• As or more important, as Spectrum dithers, Hartwick-based Otsego Electric Cooperative keeps expanding its broad-band ambitions, as the county Board of Representatives was told last month. The PT boat may outmaneuver the aircraft carrier.
• Even today, as the Otsego Chamber of Commerce and Senator Seward’s Workforce Summit was told last week, the challenge isn’t so much new jobs as finding people to fill existing jobs. RNs, code writers and CDL drivers can start tomorrow.

• What’s more, Hartwick College and SUNY Oneonta, Bassett and Fox Hospital, plus thriving Springbrook provide a solid economic base.
• To top it off, county Treasurer Allen Ruffles reports the county’s tax rate, thanks to vibrant tourism, is the lowest among the state’s 67 counties. It’s been low – but THE lowest!

All this is good. What’s lacking is a future: new and better kinds of jobs and salaries to keep our young people here and bring in new ones, and
a vision to get us there.
At that Workforce Summit – 80 people packed The Otesaga’s Fenimore Room Wednesday, Oct. 31 – the indefatigable Alan Cleinman, the Oneonta-based consultant to the national optometry sector, provided that vision:
“The future is knowledge-based industry” Cleinman declared. “The future is not industry.”
Knowledge workers: “software engineers, physicians, pharmacists, architects, engineers, scientists, design thinkers, public accountants, lawyers, and academics, and any other white-collar workers whose line of work requires the one to ‘think for a living,’” is how Wikepedia defines it.
In constant national travels, Cleinman has visited such boomtowns as Boise, Idaho, and Bozeman, Mont. – places truly in the middle of nowhere that embraced “knowledge-based industry” and are thriving.
He estimated Hartwick and SUNY Oneonta have 75,000 living graduates and create 1,500 new ones a year, many of whom would no doubt love to relive positive college experiences here and, while at it, make a living.
Cleinman’s idea is to collaborate with the colleges on a marketing campaign to bring some of these people back – a one-percent return is 750 professionals. And to raise
a $1 million venture-capital fund to help them do so.
Senator Seward immediately pledged to form a task force to pursue the “Come Home to Otsego County” campaign, plus a “Stay Home” campaign. Contacted later, Hartwick President Margaret Drugovich also expressed support.
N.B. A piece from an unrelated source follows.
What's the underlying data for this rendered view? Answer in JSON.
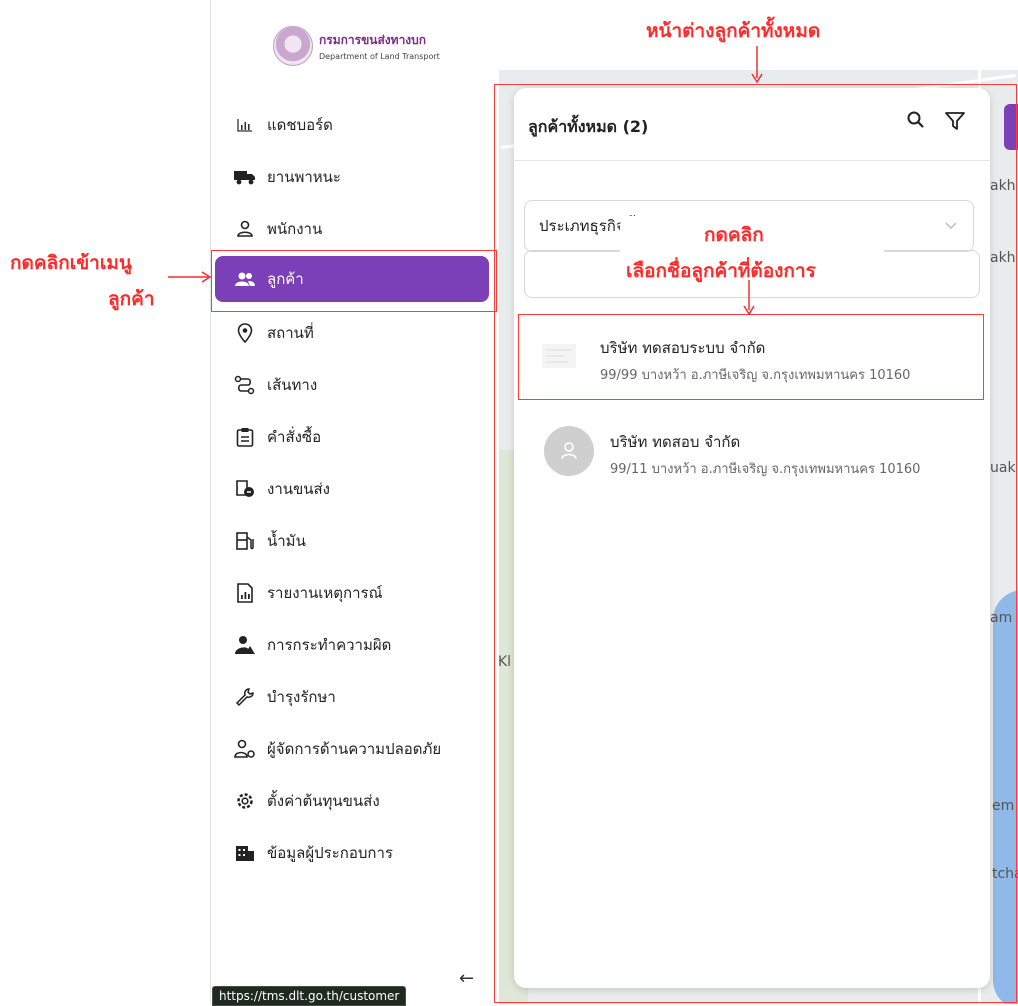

In recent weeks, we’ve seen the deepening of a county rift that could stop any forward movement short: economic developers versus no-gas, no-way, no-how adherents.
Otsego 2000, the formidable and well-funded Cooperstown-based environmental group, has laid the groundwork to sue Otsego Now’s economic developers and the City of Oneonta if plans for a gas-compression station goes forward.
A “knowledge economy” requires some energy – a million-square-foot office building would require 5,800 gallons of propane a day to heat, Otsego Now’s Jody Zakrevsky estimated – but considerably less than manufacturing.
No-gas, no-how may not be feasible. But a “knowledge economy” may allow a balanced energy strategy that is palatable all around.
Otsego 2000 President Nicole Dillingham herself expressed considerable interest in Cleinman’s idea.
If it and other environmental groups could move from always “no” to occasionally “yes,” that would be good all around.

In short, Cleinman’s right on.
Bozeman, Boise and other knowledge economies got where they are by embracing four qualities: ingenuity, educational resources, money and
quality of life, he said.
“We have them all in Otsego County,” the proud native son from Gilbertsville declared. “What better place to live than in this amazing county?”
What better place indeed? Fingers crossed. Let’s see where it goes.

Posts navigation

21 Railroad Ave. Cooperstown, New York 13326 • (607) 547-6103